Eating is supposed to be enjoyable, but for many of us, eating is quite the opposite, partly because of all the mixed messages we hear. The Registered Dietitians at BrightBites want to simplify things for you.
First, you should know that how you eat is as important as what you eat. Next, if you want to help others (e.g. children and youth) learn to eat well, you will need to look at your own eating habits and attitudes about eating.
Children and teens are more influenced by what adults do as well as their casual comments (e.g. especially related to weight and dieting) than what they teach.
Ask yourself the following questions.
- Prepare many of your meals and snacks using fresh whole natural ingredients?
- Take time to sit down to enjoy meals with family or with friends?
- Eat at regular times (instead of grazing throughout the day)?
- Pay attention to your feelings of hunger and satisfaction?
- Feel comfortable trying new foods or passing on foods you dislike when offered?
- Try to enjoy every bite?
- Feel good about eating and your body?
Do you choose…
- Water for thirst (mostly)?
- Fruits and vegetables (often)?
- Whole grains (more than highly processed grains)?
- Plant foods such as nuts, seeds, beans and legumes (often)?
- Whole, fresh foods more often than processed or packaged foods?
- Sweets and salty foods (on occasion) without guilt?
If you answer ‘yes’ to most of the questions, you are likely eating well (i.e. you are a competent eater). If you answer ‘no’ most often, you may want to take some time to nurture yourself in this area.
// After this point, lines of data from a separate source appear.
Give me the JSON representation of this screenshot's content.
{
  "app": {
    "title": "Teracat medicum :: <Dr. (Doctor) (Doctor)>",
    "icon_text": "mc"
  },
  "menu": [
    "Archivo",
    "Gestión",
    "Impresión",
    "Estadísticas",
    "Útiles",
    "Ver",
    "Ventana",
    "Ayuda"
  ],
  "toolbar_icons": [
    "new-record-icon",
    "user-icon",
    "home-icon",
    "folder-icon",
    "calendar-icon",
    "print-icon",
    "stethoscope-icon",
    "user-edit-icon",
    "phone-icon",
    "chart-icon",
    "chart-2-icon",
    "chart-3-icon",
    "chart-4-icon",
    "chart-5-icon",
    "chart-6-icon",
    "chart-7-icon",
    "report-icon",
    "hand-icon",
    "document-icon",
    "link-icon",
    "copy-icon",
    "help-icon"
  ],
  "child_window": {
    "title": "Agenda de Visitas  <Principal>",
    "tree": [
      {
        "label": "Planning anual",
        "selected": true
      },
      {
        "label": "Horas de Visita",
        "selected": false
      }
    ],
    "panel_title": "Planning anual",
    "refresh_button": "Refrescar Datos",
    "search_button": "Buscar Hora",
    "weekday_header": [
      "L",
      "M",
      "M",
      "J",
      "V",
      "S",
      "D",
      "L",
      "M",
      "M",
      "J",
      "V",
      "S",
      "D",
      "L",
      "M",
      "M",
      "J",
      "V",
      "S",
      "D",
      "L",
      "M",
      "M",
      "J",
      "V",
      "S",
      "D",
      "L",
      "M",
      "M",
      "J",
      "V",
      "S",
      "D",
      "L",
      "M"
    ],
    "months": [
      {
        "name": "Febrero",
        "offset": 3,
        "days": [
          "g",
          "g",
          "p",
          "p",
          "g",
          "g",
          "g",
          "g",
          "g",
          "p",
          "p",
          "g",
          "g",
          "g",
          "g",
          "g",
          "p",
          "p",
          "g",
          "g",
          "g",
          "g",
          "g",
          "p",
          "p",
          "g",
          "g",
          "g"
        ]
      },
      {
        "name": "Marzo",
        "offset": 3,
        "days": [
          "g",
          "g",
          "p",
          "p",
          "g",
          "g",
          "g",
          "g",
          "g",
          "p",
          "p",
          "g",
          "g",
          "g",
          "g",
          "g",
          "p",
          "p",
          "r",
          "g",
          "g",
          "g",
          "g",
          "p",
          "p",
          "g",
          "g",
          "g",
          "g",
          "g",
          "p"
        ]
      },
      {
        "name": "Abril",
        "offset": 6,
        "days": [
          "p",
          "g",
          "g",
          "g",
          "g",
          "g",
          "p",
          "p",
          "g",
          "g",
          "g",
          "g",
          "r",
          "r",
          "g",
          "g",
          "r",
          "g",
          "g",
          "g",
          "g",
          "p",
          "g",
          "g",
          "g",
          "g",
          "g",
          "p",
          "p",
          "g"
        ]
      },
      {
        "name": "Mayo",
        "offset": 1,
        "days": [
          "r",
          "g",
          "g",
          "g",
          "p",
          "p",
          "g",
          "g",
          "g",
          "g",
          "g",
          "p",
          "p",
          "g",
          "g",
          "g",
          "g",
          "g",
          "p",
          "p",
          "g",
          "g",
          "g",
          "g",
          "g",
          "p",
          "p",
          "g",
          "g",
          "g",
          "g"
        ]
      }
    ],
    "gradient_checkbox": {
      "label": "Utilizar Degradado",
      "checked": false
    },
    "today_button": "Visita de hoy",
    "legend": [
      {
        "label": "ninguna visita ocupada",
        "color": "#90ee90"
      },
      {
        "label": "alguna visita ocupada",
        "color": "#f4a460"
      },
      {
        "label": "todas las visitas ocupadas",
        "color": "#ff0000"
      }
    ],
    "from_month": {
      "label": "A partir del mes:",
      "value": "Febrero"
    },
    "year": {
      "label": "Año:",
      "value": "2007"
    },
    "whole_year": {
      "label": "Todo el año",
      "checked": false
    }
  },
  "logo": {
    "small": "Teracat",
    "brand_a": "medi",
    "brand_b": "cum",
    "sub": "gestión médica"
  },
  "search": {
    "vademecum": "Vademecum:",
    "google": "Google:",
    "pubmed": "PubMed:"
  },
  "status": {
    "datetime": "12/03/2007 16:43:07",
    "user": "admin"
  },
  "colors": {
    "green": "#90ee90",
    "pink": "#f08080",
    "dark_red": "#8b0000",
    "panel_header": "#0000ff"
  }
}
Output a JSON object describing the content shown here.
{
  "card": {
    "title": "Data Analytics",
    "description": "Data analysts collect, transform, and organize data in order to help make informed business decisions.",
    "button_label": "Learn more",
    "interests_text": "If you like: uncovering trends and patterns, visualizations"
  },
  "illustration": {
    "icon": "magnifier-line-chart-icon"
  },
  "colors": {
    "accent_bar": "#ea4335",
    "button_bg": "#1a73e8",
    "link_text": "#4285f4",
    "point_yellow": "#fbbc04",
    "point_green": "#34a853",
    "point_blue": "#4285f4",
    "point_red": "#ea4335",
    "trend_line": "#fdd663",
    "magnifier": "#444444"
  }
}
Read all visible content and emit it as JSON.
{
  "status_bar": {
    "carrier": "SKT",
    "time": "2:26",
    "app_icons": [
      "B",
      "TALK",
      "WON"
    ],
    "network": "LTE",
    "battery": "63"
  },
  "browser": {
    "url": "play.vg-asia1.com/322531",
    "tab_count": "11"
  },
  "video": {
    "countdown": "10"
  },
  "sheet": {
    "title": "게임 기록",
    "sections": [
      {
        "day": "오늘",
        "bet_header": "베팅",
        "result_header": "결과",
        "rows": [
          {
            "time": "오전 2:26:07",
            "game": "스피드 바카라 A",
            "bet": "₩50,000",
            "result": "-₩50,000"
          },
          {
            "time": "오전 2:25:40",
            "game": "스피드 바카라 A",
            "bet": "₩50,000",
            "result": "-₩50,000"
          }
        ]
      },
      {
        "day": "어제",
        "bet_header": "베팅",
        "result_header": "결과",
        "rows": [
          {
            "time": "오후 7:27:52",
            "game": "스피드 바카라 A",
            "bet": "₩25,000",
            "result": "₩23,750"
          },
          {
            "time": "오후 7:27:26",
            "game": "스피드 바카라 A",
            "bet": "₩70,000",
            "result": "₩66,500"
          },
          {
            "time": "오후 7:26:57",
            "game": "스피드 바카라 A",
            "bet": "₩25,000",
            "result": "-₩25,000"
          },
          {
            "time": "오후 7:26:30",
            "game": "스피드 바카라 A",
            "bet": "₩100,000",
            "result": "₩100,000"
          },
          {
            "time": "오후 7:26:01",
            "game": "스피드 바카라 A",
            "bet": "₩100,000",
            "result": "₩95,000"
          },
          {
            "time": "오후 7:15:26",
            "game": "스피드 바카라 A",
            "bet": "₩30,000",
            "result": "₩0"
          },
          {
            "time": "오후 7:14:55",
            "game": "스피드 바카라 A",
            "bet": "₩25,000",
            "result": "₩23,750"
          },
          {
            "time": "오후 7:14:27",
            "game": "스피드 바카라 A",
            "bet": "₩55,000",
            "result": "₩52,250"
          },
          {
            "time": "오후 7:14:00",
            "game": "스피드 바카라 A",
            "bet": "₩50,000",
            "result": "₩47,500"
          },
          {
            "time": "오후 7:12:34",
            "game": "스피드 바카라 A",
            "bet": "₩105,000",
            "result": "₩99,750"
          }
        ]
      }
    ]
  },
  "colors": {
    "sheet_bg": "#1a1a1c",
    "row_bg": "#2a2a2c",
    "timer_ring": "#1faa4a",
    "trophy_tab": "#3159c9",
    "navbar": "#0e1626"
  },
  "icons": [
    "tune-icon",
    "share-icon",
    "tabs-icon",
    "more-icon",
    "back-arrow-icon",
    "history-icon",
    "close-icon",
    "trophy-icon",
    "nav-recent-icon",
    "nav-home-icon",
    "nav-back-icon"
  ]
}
We recommend The Ellyn Satter Institute (www.ellynsatterinstitute.org) for help in becoming a ‘competent eater’.
Children and teens are more likely to become competent eaters when the adults in their life (e.g. parents, family members, teachers, coaches, etc.) are competent eaters.